* [THE PROBLEM]
Where does "title" appear in the data? Return each line that holds it.

(Dataset entries)
————————
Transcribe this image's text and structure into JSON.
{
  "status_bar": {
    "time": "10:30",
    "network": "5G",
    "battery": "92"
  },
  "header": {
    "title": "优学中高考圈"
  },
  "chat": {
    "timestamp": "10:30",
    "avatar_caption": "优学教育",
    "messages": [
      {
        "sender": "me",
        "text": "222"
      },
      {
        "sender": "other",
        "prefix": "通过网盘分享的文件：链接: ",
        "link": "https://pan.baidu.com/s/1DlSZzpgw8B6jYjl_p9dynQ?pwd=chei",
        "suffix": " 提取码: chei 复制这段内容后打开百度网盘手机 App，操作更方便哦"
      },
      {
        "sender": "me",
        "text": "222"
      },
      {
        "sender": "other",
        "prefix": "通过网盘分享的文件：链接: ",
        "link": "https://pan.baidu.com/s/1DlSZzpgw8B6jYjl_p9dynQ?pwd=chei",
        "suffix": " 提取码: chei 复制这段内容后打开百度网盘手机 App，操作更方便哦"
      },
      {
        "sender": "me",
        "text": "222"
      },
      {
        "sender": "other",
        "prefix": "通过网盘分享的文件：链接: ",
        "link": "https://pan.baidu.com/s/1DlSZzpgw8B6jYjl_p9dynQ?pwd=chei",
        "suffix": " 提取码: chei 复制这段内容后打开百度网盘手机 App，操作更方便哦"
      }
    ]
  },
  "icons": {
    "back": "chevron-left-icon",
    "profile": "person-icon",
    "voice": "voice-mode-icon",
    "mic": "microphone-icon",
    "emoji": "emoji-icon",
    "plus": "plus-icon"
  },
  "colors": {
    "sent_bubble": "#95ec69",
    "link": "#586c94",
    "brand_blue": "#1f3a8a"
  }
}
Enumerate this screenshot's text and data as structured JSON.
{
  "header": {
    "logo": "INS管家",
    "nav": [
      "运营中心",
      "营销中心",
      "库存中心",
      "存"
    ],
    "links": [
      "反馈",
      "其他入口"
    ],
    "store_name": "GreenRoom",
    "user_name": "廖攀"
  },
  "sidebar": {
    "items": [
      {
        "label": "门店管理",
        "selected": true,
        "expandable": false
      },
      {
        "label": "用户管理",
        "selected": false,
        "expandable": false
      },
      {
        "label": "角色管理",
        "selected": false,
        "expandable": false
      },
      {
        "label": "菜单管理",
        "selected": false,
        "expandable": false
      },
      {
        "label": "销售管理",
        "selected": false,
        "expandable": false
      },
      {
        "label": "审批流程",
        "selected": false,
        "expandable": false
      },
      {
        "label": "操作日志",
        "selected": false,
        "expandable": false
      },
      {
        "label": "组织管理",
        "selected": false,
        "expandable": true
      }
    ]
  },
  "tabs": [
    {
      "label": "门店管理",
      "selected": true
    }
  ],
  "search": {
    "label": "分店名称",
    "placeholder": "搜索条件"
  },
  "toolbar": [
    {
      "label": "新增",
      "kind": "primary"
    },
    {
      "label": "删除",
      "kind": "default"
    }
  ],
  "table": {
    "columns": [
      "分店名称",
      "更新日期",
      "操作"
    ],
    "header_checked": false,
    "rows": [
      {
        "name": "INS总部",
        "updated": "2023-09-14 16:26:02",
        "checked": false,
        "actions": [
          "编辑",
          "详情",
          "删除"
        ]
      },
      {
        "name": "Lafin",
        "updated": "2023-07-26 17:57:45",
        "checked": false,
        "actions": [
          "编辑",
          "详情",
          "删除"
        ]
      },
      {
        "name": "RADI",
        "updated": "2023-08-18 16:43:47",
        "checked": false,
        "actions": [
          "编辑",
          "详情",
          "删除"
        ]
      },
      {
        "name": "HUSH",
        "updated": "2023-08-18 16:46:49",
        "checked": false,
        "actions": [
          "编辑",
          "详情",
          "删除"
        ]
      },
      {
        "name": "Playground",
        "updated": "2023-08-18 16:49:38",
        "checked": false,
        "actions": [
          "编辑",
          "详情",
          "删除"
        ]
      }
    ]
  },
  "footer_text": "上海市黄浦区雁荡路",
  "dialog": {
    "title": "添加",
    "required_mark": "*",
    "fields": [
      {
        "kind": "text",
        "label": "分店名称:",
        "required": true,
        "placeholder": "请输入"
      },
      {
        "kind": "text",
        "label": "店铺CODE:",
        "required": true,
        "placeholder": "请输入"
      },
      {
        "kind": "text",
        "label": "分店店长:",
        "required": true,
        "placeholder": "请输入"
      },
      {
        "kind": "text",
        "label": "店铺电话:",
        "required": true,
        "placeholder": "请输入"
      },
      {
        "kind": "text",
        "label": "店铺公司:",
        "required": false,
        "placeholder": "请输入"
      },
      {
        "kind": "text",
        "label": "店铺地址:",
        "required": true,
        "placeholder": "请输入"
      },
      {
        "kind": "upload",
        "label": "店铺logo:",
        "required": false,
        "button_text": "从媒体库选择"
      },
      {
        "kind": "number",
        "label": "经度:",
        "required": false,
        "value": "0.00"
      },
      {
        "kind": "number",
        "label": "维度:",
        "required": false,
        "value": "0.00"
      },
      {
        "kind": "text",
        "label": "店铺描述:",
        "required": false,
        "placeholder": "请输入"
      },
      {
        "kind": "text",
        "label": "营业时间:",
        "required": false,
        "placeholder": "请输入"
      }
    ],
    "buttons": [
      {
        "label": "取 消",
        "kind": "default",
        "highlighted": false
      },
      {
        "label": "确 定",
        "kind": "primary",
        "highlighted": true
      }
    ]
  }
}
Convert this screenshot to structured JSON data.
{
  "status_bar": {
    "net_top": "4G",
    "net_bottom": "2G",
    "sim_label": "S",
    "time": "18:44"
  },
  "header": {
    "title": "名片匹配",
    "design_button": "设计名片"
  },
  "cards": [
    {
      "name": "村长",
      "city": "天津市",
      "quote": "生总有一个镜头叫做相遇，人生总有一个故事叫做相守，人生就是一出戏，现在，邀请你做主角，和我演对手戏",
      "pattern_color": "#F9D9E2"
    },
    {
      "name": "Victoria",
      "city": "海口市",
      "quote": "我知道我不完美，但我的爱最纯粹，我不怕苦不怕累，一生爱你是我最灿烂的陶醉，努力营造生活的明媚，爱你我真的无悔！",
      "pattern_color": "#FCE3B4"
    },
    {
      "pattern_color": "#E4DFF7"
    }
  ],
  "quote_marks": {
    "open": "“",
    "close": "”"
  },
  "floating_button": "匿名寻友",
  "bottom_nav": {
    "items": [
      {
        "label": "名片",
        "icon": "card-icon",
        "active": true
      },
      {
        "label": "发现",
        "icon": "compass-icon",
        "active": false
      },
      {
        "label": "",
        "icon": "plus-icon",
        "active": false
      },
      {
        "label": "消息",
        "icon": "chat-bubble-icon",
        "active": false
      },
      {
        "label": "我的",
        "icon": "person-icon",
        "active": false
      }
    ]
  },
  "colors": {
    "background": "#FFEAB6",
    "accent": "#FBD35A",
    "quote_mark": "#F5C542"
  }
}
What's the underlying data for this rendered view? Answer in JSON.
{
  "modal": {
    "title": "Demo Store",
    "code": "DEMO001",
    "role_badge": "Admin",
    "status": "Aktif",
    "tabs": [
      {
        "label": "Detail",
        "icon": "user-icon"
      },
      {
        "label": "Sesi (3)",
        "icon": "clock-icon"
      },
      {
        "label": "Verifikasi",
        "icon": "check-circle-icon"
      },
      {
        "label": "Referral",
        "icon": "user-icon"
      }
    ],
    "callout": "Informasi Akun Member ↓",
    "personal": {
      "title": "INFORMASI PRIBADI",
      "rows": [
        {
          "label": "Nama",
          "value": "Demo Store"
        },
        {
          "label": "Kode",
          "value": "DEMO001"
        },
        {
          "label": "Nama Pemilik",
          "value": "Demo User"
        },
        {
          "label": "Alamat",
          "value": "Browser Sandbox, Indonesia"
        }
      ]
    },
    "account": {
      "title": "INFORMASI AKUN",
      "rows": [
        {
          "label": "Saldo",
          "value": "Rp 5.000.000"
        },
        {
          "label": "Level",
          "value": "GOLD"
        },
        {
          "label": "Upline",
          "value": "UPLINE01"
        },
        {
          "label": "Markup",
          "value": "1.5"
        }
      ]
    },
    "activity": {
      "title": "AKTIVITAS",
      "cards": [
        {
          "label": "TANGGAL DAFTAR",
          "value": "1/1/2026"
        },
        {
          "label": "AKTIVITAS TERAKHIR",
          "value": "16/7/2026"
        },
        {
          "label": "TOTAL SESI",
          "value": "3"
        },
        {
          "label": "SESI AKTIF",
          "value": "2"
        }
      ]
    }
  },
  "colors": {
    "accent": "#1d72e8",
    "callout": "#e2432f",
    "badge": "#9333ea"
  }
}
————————
* [REPLY TO THE TASK]
    "title": "优学中高考圈"
    "title": "添加",
    "title": "名片匹配",
    "title": "Demo Store",
      "title": "INFORMASI PRIBADI",
      "title": "INFORMASI AKUN",
      "title": "AKTIVITAS",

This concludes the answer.